#### Exercise:
Print every line of the material below exactly as it stands, but omit the pictures.

#### Data for this task:
=== Section Start ===

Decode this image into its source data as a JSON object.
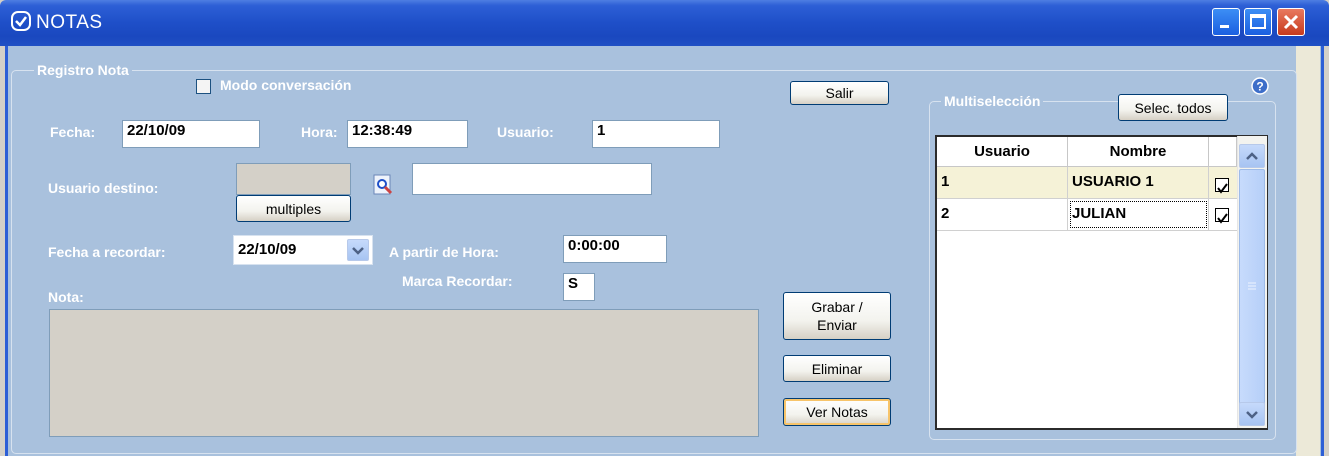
{
  "window": {
    "title": "NOTAS"
  },
  "form": {
    "group_label": "Registro Nota",
    "modo_conversacion": "Modo conversación",
    "fecha_label": "Fecha:",
    "fecha_value": "22/10/09",
    "hora_label": "Hora:",
    "hora_value": "12:38:49",
    "usuario_label": "Usuario:",
    "usuario_value": "1",
    "usuario_destino_label": "Usuario destino:",
    "usuario_destino_value": "",
    "usuario_destino_name": "",
    "multiples_label": "multiples",
    "fecha_recordar_label": "Fecha a recordar:",
    "fecha_recordar_value": "22/10/09",
    "a_partir_label": "A partir de Hora:",
    "a_partir_value": "0:00:00",
    "marca_label": "Marca Recordar:",
    "marca_value": "S",
    "nota_label": "Nota:",
    "nota_value": ""
  },
  "buttons": {
    "salir": "Salir",
    "grabar_line1": "Grabar /",
    "grabar_line2": "Enviar",
    "eliminar": "Eliminar",
    "ver_notas": "Ver Notas"
  },
  "multi": {
    "group_label": "Multiselección",
    "select_all": "Selec. todos",
    "headers": [
      "Usuario",
      "Nombre"
    ],
    "rows": [
      {
        "usuario": "1",
        "nombre": "USUARIO 1",
        "checked": true
      },
      {
        "usuario": "2",
        "nombre": "JULIAN",
        "checked": true
      }
    ]
  },
  "colors": {
    "title_bar": "#1e4fc8",
    "client_bg": "#a9c1dd",
    "label_text": "#ffffff"
  }
}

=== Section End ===

#### Exercise response:
Decode this image into its source data as a JSON object.
{
  "window": {
    "title": "NOTAS"
  },
  "form": {
    "group_label": "Registro Nota",
    "modo_conversacion": "Modo conversación",
    "fecha_label": "Fecha:",
    "fecha_value": "22/10/09",
    "hora_label": "Hora:",
    "hora_value": "12:38:49",
    "usuario_label": "Usuario:",
    "usuario_value": "1",
    "usuario_destino_label": "Usuario destino:",
    "usuario_destino_value": "",
    "usuario_destino_name": "",
    "multiples_label": "multiples",
    "fecha_recordar_label": "Fecha a recordar:",
    "fecha_recordar_value": "22/10/09",
    "a_partir_label": "A partir de Hora:",
    "a_partir_value": "0:00:00",
    "marca_label": "Marca Recordar:",
    "marca_value": "S",
    "nota_label": "Nota:",
    "nota_value": ""
  },
  "buttons": {
    "salir": "Salir",
    "grabar_line1": "Grabar /",
    "grabar_line2": "Enviar",
    "eliminar": "Eliminar",
    "ver_notas": "Ver Notas"
  },
  "multi": {
    "group_label": "Multiselección",
    "select_all": "Selec. todos",
    "headers": [
      "Usuario",
      "Nombre"
    ],
    "rows": [
      {
        "usuario": "1",
        "nombre": "USUARIO 1",
        "checked": true
      },
      {
        "usuario": "2",
        "nombre": "JULIAN",
        "checked": true
      }
    ]
  },
  "colors": {
    "title_bar": "#1e4fc8",
    "client_bg": "#a9c1dd",
    "label_text": "#ffffff"
  }
}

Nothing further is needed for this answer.